Sociological research

During the past few decades, large carnivores have been the subject of repeating and multifaceted debates. There have been significant disagreements between people representing different interests, values and attitudes about large carnivores, especially the wolf, but the lynx and the bear have also become widely discussed in recent years. These discussions are taking place in the context of people beginning to perceive large carnivores as endangered animals.

Sociological research relating to large carnivores is on the rise

A wolverine stands in the lichen and looks towards the photographer. Wolverine, photo Kimmo Pöri

The social status of large carnivores and the meanings connected to these animals are in the process of being redefined.

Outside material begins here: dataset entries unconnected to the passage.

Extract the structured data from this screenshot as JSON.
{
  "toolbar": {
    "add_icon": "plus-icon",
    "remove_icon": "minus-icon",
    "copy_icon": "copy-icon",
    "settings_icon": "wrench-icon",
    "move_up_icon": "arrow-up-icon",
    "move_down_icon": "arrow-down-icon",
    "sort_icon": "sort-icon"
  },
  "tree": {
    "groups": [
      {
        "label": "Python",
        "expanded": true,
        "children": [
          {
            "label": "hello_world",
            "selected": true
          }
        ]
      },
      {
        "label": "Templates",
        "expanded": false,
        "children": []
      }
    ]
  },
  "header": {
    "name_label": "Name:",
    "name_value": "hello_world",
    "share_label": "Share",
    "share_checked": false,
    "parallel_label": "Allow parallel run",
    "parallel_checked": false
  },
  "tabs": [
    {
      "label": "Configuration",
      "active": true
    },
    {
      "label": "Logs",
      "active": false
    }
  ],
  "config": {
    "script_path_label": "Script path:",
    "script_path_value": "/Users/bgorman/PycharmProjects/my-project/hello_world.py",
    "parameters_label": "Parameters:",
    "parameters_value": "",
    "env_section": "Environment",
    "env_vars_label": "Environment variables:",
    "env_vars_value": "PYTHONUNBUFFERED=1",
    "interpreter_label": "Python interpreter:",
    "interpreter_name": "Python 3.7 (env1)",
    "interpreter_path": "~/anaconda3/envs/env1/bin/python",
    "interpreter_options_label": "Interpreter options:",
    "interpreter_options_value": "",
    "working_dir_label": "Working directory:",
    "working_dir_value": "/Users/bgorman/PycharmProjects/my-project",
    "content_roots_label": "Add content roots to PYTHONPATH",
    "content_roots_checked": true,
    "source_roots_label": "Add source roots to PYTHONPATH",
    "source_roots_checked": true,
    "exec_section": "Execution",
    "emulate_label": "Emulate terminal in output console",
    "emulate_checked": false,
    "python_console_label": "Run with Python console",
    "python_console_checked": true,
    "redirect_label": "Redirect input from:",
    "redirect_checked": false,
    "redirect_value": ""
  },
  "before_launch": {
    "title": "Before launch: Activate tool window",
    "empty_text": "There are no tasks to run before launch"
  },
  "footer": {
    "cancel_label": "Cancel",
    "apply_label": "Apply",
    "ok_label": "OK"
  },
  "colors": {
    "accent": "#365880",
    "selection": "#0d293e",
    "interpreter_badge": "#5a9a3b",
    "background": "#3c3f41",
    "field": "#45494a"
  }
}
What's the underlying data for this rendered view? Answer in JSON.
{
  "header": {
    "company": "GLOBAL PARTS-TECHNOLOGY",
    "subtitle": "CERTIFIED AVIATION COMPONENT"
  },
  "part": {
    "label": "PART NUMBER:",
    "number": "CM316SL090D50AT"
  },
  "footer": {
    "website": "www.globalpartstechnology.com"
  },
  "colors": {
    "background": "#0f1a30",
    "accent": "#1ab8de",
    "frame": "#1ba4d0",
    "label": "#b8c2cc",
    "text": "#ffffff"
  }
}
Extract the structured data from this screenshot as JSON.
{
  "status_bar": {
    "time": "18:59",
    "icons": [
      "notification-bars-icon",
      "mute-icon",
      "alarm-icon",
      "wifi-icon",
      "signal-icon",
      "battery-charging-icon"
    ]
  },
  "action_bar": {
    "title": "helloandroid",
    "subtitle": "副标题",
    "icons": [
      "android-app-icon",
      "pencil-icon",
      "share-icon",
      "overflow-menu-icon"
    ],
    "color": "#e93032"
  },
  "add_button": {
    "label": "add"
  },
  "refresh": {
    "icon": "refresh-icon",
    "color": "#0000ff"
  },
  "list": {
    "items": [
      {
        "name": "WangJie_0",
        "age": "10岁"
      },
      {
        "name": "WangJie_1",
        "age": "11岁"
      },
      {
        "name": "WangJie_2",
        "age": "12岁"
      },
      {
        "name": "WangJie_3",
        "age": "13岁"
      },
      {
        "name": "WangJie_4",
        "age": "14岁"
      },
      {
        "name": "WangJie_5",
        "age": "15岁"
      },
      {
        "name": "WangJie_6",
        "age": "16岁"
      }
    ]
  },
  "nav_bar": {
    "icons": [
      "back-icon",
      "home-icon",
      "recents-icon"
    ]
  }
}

At the same time, damages caused by large carnivores are also becoming more frequent as their populations grow in western Finland and they spread to populous rural areas. Traditional dichotomies – human-animal, rural-urban and reason-emotion – create tensions in the discourse. The social questions concerning large carnivores are not just about the numbers of the animals, their behaviour, location or ecology, but they also involve a multitude of social, socio-political, cultural and ethical aspects. Sociological research is one of the tools that help us unravel these social and cultural tensions.

Indeed, sociological research relating to large carnivores has been on the rise in Finland for the last decade. Universities and research centres, such as the National Resources Institute Finland, conduct a wide variety of carnivore-related research projects and theses from the perspectives of different scientific disciplines and using different research approaches and methodologies. This research helps to answer such questions as how the perceptions of large carnivores change in cultural and societal contexts, how can the related conflicts be managed and how the authorities and the research community should react to these challenges.

Conservation of large carnivores

Finland is bound by both national and international agreements to maintain healthy predator populations.

Hunting of large carnivores

Large carnivores are protected under the Finnish Hunting Act. They may only be hunted in limited numbers with exceptional permits.